So far, there’s been very little communication and no type of statewide information campaign about the vaccine distribution plan. Iowans are currently suffering from a whole host of issues within the vaccine distribution framework, too many to even detail here. However, Iowa is not the only state that has struggled to provide adequate information and enough doses for all eligible residents. 

Nearly all 50 states have reported shortages and delays in vaccine administration

What is causing these delays? Shouldn’t we have a plan in place by now?

Well, no. Apparently not. 

For the last month of the Trump administration, officials focused on delivering millions of doses of the vaccinemore than 14 million by the middle of January — across the U.S. After that, the Trump administration left the distribution and administration of vaccines largely up to the states, with little to no guidance, money or communication. 

The result is a logistical nightmare.
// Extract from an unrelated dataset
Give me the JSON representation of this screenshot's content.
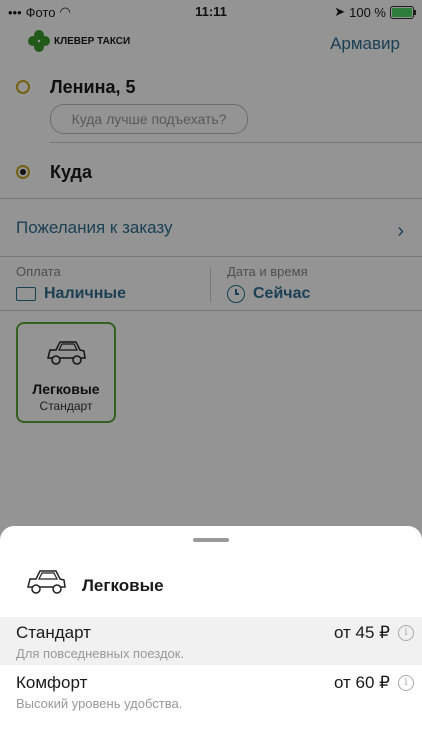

The U.S. lags far behind other nations in both manufacturing and distribution, and one can’t help but wonder why. Remember how our nation mobilized to try and produce personal protective equipment and masks? Where’s the same urgency with vaccines? They are, of course, much harder to manufacture and produce and easier to get wrong, but that should not be an obstacle for many major manufacturers. 

Because of our fragmented administrative and health care systems, it’s likely there were always going to be delays and shortages, an unfortunate result of larger and systemic problems. However, as a nation, we can and should do better. There must have been a way to do better. 

And while some will say it’s easy for us to criticize when we aren’t the ones planning out what is essentially a logistical nightmare even in the best of times — which is true — let’s not forget that the Trump administration didn’t even have a plan. 

A year into the pandemic, months after the first vaccines entered clinical trials, the government of the United States has no plan to distribute these vaccines. What’s so incredible about this is that under the Trump administration, vaccines arrived quicker than many thought possible. And still, they did not develop a comprehensive, feasible plan to administer these vaccines. 

It’s no wonder our nation is now scrambling to immunize our citizens. 

So where do we go from here? In the midst of a tumultuous and seismic shift in White House leadership, what are the next steps for vaccine distribution? 

The Biden administration recently ordered nearly 200 million more doses from Pfizer/BioTech and Moderna themselves, a move the Trump administration declined to make. This agreement should lessen the government’s reliance on outside manufacturers, hopefully rectifying a major manufacturing problem. 

Another key aspect of the Biden administration’s vaccine plan is to increase supplies shipped to states by nearly 20 percent; in addition to this, they plan on making states aware of the number of doses they will be receiving three weeks in advance. 

Finally, the Biden administration is utilizing the Defense Production Act to procure a special syringe that can extract more doses per vaccine vial, in addition to other raw materials. 

Time will tell if these plans are enough to fix the immense problems in vaccine distribution. Already, vaccine supplies shipped to states are increasing, but it’s up to the Biden administration to centralize vaccine distribution and ensure states are delivering the vaccine to their residents. 

For now, all we can do is continue to stay safe — social distance when you can, wear your mask and wash your hands.

And, when it’s your turn, get vaccinated. The only way out of this pandemic is for a majority of us to get vaccinated — when you finally get the opportunity, don’t pass it up.